Cannes and VidCon – I had the chance to read around a lot of the stuff around the events and listened to Ogilvy’s webinar. Here were the key things that struck me.
There is blind faith amongst brand about the benefits of influencers and social. I find this particularly interesting because it represents a number of challenges to the status quo:
- This first struck me when I saw Heather Mitchell on a panel at the In2 Innovation Summit in May. Mitchell works in Unilever’s haircare division where she is director, head of global PR, digital engagement and entertainment marketing. I asked the panel about the impact of zero-based budgeting (ZBB) and the answer was ducked. ZBB requires a particular ROI on activity, something that (even paid for) influence marketing still struggles to do well
- The default ethos for most brand marketers is Byron Sharp’s How Brands Grow: What Marketers Don’t Know. Most consumer brands are in mature categories, engagement is unimportant; being top of mind (reach and repetition) is what matters
- Brands were looking to directly engage with influencers at VidCon with trade stands and giveaways at the expo. This was brands like Dove. Again, I’d wonder about the targeting and ROI
Substitute ‘buzz marketing’ for ‘influencer marketing’ and this could be 15 years ago. Don’t get me wrong I had great fun doing things like hijacking Harry Potter book launches when I worked at Yahoo!, but no idea how it really impacted brand or delivered in terms of RoI. Influencer marketing seems to be in a similar place.

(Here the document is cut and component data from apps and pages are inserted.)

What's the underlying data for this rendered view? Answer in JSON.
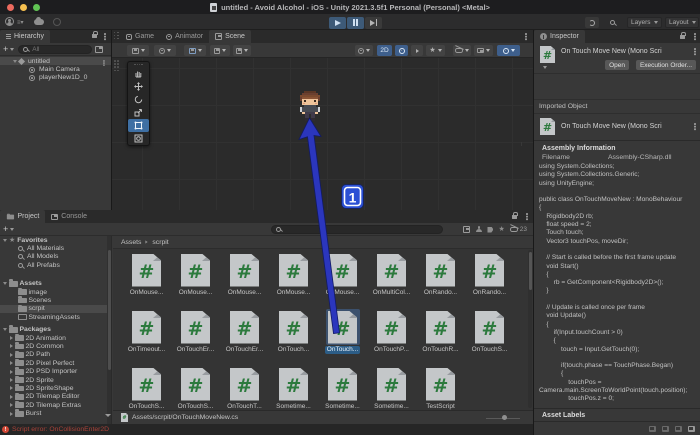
{
  "title_bar": {
    "title": "untitled - Avoid Alcohol - iOS - Unity 2021.3.5f1 Personal (Personal) <Metal>"
  },
  "toolbar": {
    "layers": "Layers",
    "layout": "Layout"
  },
  "hierarchy": {
    "tab": "Hierarchy",
    "search_placeholder": "All",
    "scene_name": "untitled",
    "children": [
      "Main Camera",
      "playerNew1D_0"
    ]
  },
  "scene_view": {
    "tabs": [
      "Game",
      "Animator",
      "Scene"
    ],
    "btn_2d": "2D"
  },
  "annotation": {
    "step_label": "1"
  },
  "inspector": {
    "tab": "Inspector",
    "title": "On Touch Move New (Mono Scri",
    "open_btn": "Open",
    "exec_order_btn": "Execution Order...",
    "imported_object": "Imported Object",
    "imported_title": "On Touch Move New (Mono Scri",
    "assembly_information": "Assembly Information",
    "filename_label": "Filename",
    "filename_value": "Assembly-CSharp.dll",
    "asset_labels": "Asset Labels",
    "code": [
      "using System.Collections;",
      "using System.Collections.Generic;",
      "using UnityEngine;",
      "",
      "public class OnTouchMoveNew : MonoBehaviour",
      "{",
      "    Rigidbody2D rb;",
      "    float speed = 2;",
      "    Touch touch;",
      "    Vector3 touchPos, moveDir;",
      "",
      "    // Start is called before the first frame update",
      "    void Start()",
      "    {",
      "        rb = GetComponent<Rigidbody2D>();",
      "    }",
      "",
      "    // Update is called once per frame",
      "    void Update()",
      "    {",
      "        if(Input.touchCount > 0)",
      "        {",
      "            touch = Input.GetTouch(0);",
      "",
      "            if(touch.phase == TouchPhase.Began)",
      "            {",
      "                touchPos =",
      "Camera.main.ScreenToWorldPoint(touch.position);",
      "                touchPos.z = 0;"
    ]
  },
  "project": {
    "tabs": [
      "Project",
      "Console"
    ],
    "favorites_label": "Favorites",
    "favorites": [
      "All Materials",
      "All Models",
      "All Prefabs"
    ],
    "assets_label": "Assets",
    "assets": [
      "image",
      "Scenes",
      "scrpit",
      "StreamingAssets"
    ],
    "packages_label": "Packages",
    "packages": [
      "2D Animation",
      "2D Common",
      "2D Path",
      "2D Pixel Perfect",
      "2D PSD Importer",
      "2D Sprite",
      "2D SpriteShape",
      "2D Tilemap Editor",
      "2D Tilemap Extras",
      "Burst"
    ],
    "breadcrumb_root": "Assets",
    "breadcrumb_folder": "scrpit",
    "hidden_count": "23",
    "grid_items": [
      "OnMouse...",
      "OnMouse...",
      "OnMouse...",
      "OnMouse...",
      "OnMouse...",
      "OnMultiCol...",
      "OnRando...",
      "OnRando...",
      "OnTimeout...",
      "OnTouchEr...",
      "OnTouchEr...",
      "OnTouch...",
      "OnTouch...",
      "OnTouchP...",
      "OnTouchR...",
      "OnTouchS...",
      "OnTouchS...",
      "OnTouchS...",
      "OnTouchT...",
      "Sometime...",
      "Sometime...",
      "Sometime...",
      "TestScript"
    ],
    "footer_path": "Assets/scrpit/OnTouchMoveNew.cs"
  },
  "status_bar": {
    "error": "Script error: OnCollisionEnter2D"
  }
}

Publicis and Marcel. Well it certainly got them noticed. There has been obligatory trolling (some of which was very funny). I tried to make a sombre look at it here: Thinking About Marcel (its about a nine minute read) – TL;DR version – its a huge challenge that Publicis has set itself. One interesting aspect to point out is the differing view point between WPP and Publicis. WPP has spent a lot of time, effort and money into building a complete advertising technology stack including advanced programmatic platforms and analytics.
WPP hoped that this would provide them with an unassailable competitive advantage. The challenge is that the bulk of growth in online spend is going to Facebook and Google – who also happen to have substantive advertising technology stacks.
I can’t help but wonder if this shaping is Publicis’ top line thinking? Scott Galloway posted a very sombre chart about this. If Google and Facebook hit their combined revenue targets this year, it will have a dramatic effect on the number of people employed in the major advertising groups.
To put Galloway’s numbers into context, the projected number of jobs lost in the advertising industry this year would be roughly the equivalent of every man and woman around the world currently employed at vehicle maker Nissan. And that’s just 2017.
If you paid attention to the Marcel concept film you would have noticed that the client service director is partly displaced when a client uses Marcel to directly reach out to Publicis experts.
If Marcel, just makes information easier to access internally; it could save the equivalent time equating to almost 1,600 employees (out of Publicis’s current 80,000 around the world).
People equate to billings as these marketing conglomerates are basically body shops in the way they operate. So it will adversely affect the value of the major marketing groups.
If that isn’t grim enough, Galloway doesn’t even bother to take into account the Chinese ecosystems which is digitising at a faster rate than the West. China also has a longer history of platforms and clients being directly connected – cutting out the media agency.
These changes in the advertising eco-system has huge implications about the erosion in brand equity over time. Amazon’s move to surpass other retailers also is about the erosion of brand power. Combine this with the increasing ubiquity of Prime and all brands start to look the same as private labels.
Thankfully the disciples of Byron Sharp still realise that there is power (and lower CPMs) in using television as a mass-advertising medium which is why FMCG product still spend 90% of their budget offline.
The best thing IPG, WPP, Omnicom and Publicis could do right now is spend a lot of money ensuring that every marketing and MBA student have copies of Mr Sharp’s books. If they haven’t been translated into Chinese, that might be an idea as well.
SnapChat is in its difficult ‘second album’ phase. Back when music came on physical media and record labels invested in developing artists as a longer term proposition than a reality TV series there was the ‘second album’ phase. Artists often struggled to bottle the lightning that gave them a successful first album. They usually had the money and resources to throw at it, but it was hard to be a consistent performer.
For example Bruce Springsteen only really became successful in the U.S. with his third album Born To Run – that level of record label support wouldn’t happen now.
On one level SnapChat has matured. It had a big presence at Cannes and its Snap glasses displaced VR technology as the worn product. It has been under assault. Major content providers like the BBC are choosing Instagram’s stories over SnapChat’s offerings. Even Twitter is getting back in the picture. Ogilvy’s team at VidCon talked about how Twitter had been successfully engaging with influencers and offering them support and attractive content monetisation offers.